One interesting tidbit that has emerged early, though, is the suggestion from various parties on social media that this pair of games has been built using Unity rather than building off the game engine used for Sword and Shield.

Switch's support of Unity — a commonly used engine that powers a great many games across all platforms — has been a factor in the huge library of titles the console has accrued since 2017, a great many of which may not have come to Nintendo's platform had the engine not been supported.

What does Brilliant Diamond and Shining Pearl's use of Unity mean for the games? Well, for the vast majority of players, very little — you may notice a logo in the credits, but otherwise you likely wouldn't know what engine the game was built in. For people who like to tinker with code behind-the-scenes, though, the use of this engine apparently makes ROM edits and tweaks to text and other elements much easier than they might otherwise have been.

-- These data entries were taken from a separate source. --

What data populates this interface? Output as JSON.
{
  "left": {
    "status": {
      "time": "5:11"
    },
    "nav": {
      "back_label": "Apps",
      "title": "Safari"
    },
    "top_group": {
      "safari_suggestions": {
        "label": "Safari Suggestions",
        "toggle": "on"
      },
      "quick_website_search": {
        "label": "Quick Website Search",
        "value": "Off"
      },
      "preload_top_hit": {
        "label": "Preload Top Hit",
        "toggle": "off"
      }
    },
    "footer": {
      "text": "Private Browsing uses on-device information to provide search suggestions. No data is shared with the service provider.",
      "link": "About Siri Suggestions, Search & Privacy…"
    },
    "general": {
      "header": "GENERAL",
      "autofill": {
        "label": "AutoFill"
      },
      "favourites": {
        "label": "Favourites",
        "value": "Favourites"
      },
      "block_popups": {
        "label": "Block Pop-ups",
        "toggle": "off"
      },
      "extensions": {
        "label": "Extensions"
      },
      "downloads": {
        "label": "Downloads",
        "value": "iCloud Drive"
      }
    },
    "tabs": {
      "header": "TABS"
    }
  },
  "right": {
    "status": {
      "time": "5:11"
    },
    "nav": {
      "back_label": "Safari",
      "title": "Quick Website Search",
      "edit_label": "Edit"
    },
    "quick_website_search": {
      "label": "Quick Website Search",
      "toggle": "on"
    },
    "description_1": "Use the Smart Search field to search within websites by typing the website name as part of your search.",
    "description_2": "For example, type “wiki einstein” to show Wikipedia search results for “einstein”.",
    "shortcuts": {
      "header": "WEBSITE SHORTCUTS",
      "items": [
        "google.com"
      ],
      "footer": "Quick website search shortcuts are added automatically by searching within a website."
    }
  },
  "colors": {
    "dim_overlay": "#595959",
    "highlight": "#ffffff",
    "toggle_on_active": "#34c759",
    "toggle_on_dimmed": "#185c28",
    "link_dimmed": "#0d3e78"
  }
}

While Unity has its critics (as any game engine does), it is a versatile and powerful tool with a proven track record on Switch — that developer ILCA chose Unity makes a lot of sense.

Let us know below if you're avoiding spoilers like Neo dodging bullets or if you're diving head-first into the pool of Brilliant and Shining spoilers doing the rounds on the web.

[source twitter.com]